Every argumentative thesis will have a statement that clarifies the thesis’s position by presenting the main idea or argument, and thus it can be referred to as a claim. It is a fundamental definition of a claim. Here we are to discuss how to write a claim.
It is the thesis’s starting point and is crucial because it gives readers a reason to think critically about it. An argumentative thesis claim should, in general, be debatable. Only then will your readers be interested and motivated to read your thesis. If it is easily acceptable or agreeable, there is no point in pursuing people. It will be unarguable. Your essay may have many sub-arguments or claims, but the main claim can strongly support your position.
Consider the following points while writing a well-researched, constructive claim for your thesis and answer how to write a claim:
- A claim must be debatable but stated as true. It must be disputable through investigation and evidence; it is not a personal opinion or feeling.
- A claim defines the goals, direction, and scope of your writing.
- A good claim is specific and makes a specific argument.
What is a Thesis Claim?
A claim is a debatable argument that generally states a fact rather than an opinion. It focuses on an argument that defines your goal and the scope of your thesis.
Its primary goal is to support and prove your main point. It’s similar to someone arguing to prove the point, which means making a claim. Readers are interested in write-ups with strong, convincing claim statements. It will raise questions in their minds, and they may find answers in your essay. Because many arguments support the main idea, readers will find some of them acceptable while others will not.
How to Write a Claim?
For an effective and convincing thesis, the writer needs to follow certain rules that will keep its readers hooked to the write-up or raise interest to continue further reading the thesis.
Choose an Interesting Topic
It is the first and most important consideration. If you are not assigned a topic, you should choose one for yourself that is of interest to you. If you are interested in the topic, your efforts to write your claim and arguments will be more fruitful. When you’ve decided on a topic, narrow it down to one narrow subject on which you can make arguments.
You can find many aspects of a subject and choose one to write about to help you prove your point. For example, if the topic is global warming, you can present oil as a reason and prove that it is the primary cause of the discussed problem.
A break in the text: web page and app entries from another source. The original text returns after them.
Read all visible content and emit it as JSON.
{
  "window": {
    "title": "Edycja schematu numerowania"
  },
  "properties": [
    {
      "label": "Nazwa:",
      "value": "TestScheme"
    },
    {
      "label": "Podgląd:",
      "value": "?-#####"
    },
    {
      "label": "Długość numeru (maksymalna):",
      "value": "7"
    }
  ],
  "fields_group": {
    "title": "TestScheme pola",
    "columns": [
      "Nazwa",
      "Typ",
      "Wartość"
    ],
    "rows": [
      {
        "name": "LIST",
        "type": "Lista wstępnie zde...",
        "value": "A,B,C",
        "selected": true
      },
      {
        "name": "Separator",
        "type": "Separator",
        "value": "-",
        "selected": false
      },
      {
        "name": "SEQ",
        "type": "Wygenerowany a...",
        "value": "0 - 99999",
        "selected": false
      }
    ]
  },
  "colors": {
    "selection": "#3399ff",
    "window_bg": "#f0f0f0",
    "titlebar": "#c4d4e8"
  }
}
Create a Question and Respond with the Thesis
A thesis statement is essentially a problem or a question. Consider the question and write down the best and shortest answer possible. That will be an argument, a fact, or a definition that will serve as the focal point of your thesis.
Set a Goal for the Paper
The purpose of your paper will determine the type of claim statement you write. For example, if you write an argumentative paper, you will be attempting to persuade your readers to change their minds.
This way, you are establishing an opinion, such as overcoming difficult economic situations and claiming it with a supporting point, such as the president of the United States’ determined and well-calculated decisions.
Take a Position on a Single Issue
You should advocate for one main idea or issue when writing an argumentative thesis or definition literature. Though you will be discussing multiple issues or aspects of a point, you should focus on a single issue. That will be the pivot point for the rest of your paper. So throughout the paper, you will be focused on that single issue.
Argumentative claims do not have to be complicated, but they must be more than a fact-based statement that is true.
Instead, claims should be arguable statements. Your goal as a writer is to argue in favor of your claim effectively.
A constructive, decisively strong statement based only on truth makes your claim stand out like the torch of honesty.
A significant claim will force the readers to think and re-think their thoughts or maybe raise questions such as that’s obvious, or I already knew that, but Oh, you’ll have to prove that; and it raises issues that can be resolved by factual evidence. for more such topics visit Assignments4u.com